"Richard Abel takes us into the unexplored and unexpectedly rich terrain of Detroit at the beginning of the twentieth century. We learn that the teeming, multicultural metropolis was famous for its cigars as well as its cars, and that moviegoing and even some fledgling movie production were thriving. With his distinctive literary voice, Abel talks us through volumes of rare documents and ephemera, revealing for the first time the trove that exists in numerous archives and private collections, sharing his infectious curiosity, and inviting us on his personal journey through the Motor City's movies."
Donald Crafton, University of Notre Dame
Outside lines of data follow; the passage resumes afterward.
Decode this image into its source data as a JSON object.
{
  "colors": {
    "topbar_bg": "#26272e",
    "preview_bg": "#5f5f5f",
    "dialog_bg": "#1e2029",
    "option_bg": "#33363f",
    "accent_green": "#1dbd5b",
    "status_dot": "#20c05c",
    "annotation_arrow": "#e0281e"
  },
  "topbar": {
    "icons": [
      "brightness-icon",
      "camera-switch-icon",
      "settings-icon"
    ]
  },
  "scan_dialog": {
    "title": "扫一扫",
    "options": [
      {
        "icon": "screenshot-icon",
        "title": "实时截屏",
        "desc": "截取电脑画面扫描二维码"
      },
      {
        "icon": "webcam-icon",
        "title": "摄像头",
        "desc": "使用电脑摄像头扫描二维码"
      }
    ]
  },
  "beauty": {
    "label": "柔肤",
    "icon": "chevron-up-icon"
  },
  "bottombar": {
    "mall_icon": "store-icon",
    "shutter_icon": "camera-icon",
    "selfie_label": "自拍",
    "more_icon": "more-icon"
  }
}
"Motor City Movie Culture is a sharp continuation of the thrust of Abel's last few books into the Hollywood era. Narrowing the focus onto a major city—Detroit—Abel tackles a full decade when daily newspaper publicity made fandom for movie stars habitual. Motor City Movie Culture explains how metropolitan newspapers became essential channels for Hollywood publicity—not just conduits but partners with first-run theater chains, anchoring the studio system regionally. One of 30 regional hubs for film distribution across the US, Detroit's showmen built their city a theatre district of lavish movie palaces at Grand Circus Park, surrounded by a dozen neighborhood zones each with their own palaces. Previous scholarship on film exhibition in the 1920s has emphasized the end of local control and the loss of regional distinctions. Abel confirms how studio-controlled first-run theaters were reliant on local networks to add regional twists."
Paul S. Moore, Ryerson University, Toronto
"Offering the same extraordinary attention to detail and richly ambitious scope that have characterized Richard Abel's justly acclaimed studies of American silent cinema in the 1900s and 1910s, Motor City Movie Culture unearths and makes sense of a wealth of new information about Detroit, providing an important perspective on film exhibition and film production in metropolitan America during the late 'teens and 1920s."
Greg Waller, editor of Film History, Indiana University